Last week, we attended and exhibited at the 2013 AIA National Convention and Expo in Denver, Colorado. The Mile High city, located 5,280 feet above sea level is a vibrant metropolis, full of excitement in the streets, culture and art, sunny skies, and an assortment of locally crafted beer.
Even though structural thermal breaks were developed for cold weather conditions, design firms in Texas and the Southwest have been eager to learn about this technology. During the first five months of 2013, APCS (independent representative of Schöck) has presented the course on Structural Thermal Breaks 9 times, for medium and large architectural and engineering firms in Texas and Arizona. Many of these firms design commercial and institutional projects nation-wide, as well as for international. These firms have opened their doors to APCS and Schöck to learn more about the causes and effects of thermal bridges, and how to minimize these effects. Architects, Civil, Structural, and Mechanical engineers have been interested in the scope of thermal bridge consequences such as excessive energy losses, cold slabs, condensation, and even mold occurrences.

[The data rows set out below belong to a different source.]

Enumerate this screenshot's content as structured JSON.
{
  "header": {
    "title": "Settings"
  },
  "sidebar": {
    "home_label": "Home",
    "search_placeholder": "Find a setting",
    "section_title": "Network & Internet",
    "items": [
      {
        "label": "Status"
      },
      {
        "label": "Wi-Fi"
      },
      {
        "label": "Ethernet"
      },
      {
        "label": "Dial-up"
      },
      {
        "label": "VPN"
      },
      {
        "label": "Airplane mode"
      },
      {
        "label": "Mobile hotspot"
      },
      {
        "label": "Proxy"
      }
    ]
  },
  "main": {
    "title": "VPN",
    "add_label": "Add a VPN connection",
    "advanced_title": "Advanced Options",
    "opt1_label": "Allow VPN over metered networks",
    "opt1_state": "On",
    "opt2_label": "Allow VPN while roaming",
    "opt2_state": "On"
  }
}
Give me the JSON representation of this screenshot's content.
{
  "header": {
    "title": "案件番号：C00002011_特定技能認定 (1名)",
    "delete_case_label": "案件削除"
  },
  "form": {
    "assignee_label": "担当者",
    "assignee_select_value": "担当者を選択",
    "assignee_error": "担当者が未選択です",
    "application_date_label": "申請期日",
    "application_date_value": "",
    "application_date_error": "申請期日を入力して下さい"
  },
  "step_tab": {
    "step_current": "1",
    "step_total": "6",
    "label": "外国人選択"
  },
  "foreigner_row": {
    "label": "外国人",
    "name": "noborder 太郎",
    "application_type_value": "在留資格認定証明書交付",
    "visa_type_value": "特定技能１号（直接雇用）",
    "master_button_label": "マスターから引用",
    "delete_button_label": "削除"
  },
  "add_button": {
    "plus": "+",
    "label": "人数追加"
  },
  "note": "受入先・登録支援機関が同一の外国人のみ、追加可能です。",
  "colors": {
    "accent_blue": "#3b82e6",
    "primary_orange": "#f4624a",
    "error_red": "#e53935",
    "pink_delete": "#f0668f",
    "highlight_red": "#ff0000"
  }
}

I am excited to attend the 17th International Passive House Conference in Frankfurt, Germany on April 17-21. With 16 session and 90 presentations this is the world’s largest Passive House Exhibition. With a focus on energy efficiency and renewables, the conference will cover a wide range of topics from regional concepts, energy refurbished projects, and the use of renewable energy sources.
This years conference will include presentations on large number of US projects, a trend that is growing as energy use continues to become a greater focus in buildings.
Just last month, Schock received Passive House certification of the very first “thermal bridge free” construction for balconies while attending the BAU show, the World’s leading fair for Building and Design.
Every balcony, penetrating the building envelope with scenic window walls, has three main issues to be addressed: thermal bridging, forces at the balcony/slab connection, and water intrusion. The Schöck Isokorb® Type CM is the effective solution for these obstacles, reducing the heat flow from the inside to the outside, while also conserving full structural integrity.
On March 5-7, Schӧck discovered what is known as the “Northeast’s most established, most cross-disciplinary renewable energy and high-performance building conference and trade show,” NESEA’s BuildingEnergy 2013.
With over 80 learning sessions and workshops on renewable energy and green buildings, thermal bridging was at center stage at the Boston, MA event.